== Task statement ==
If a line of the records contains the word "JSON", list it.

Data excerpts
==============================

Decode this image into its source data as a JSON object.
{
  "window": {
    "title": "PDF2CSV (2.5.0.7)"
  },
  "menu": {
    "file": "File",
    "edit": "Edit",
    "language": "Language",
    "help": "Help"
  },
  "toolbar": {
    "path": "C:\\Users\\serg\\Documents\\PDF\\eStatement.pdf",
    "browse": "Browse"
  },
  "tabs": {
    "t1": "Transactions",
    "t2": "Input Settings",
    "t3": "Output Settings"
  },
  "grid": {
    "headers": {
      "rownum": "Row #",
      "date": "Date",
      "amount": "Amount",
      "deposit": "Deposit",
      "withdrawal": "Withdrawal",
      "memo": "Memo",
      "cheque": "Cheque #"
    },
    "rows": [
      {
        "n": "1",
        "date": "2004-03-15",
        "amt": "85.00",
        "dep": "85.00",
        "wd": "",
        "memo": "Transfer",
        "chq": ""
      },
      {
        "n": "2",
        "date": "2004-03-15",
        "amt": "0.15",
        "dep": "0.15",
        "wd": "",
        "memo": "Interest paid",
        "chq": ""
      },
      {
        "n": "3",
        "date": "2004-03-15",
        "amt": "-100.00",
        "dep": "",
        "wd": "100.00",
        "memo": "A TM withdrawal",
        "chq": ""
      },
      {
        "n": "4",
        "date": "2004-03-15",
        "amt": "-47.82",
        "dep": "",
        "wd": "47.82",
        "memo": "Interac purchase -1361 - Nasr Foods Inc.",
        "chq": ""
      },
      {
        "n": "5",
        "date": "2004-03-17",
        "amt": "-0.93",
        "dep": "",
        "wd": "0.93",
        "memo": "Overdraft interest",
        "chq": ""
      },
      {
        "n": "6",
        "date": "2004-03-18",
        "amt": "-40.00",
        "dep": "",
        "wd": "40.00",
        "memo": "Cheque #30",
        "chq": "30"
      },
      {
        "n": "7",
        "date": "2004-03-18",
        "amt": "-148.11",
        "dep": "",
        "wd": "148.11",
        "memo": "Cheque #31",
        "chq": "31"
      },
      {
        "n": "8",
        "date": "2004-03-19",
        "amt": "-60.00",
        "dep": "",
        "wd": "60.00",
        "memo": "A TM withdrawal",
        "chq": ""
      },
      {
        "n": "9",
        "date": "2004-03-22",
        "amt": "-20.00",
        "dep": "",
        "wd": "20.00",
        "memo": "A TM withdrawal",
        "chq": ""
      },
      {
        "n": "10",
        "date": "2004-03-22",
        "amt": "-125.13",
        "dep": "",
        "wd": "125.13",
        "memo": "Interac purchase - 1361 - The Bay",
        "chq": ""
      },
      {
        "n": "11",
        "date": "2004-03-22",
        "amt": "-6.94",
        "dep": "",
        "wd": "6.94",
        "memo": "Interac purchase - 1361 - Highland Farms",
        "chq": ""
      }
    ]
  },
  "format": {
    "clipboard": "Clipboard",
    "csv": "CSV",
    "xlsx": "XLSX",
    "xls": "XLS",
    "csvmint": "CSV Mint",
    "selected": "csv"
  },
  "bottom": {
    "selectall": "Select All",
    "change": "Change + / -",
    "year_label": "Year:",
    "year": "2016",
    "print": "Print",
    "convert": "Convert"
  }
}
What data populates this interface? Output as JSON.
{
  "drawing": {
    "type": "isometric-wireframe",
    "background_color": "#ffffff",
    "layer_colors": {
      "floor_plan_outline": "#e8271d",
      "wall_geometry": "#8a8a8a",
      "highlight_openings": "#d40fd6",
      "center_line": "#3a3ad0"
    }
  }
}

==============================

== Exercise response ==
Decode this image into its source data as a JSON object.
What data populates this interface? Output as JSON.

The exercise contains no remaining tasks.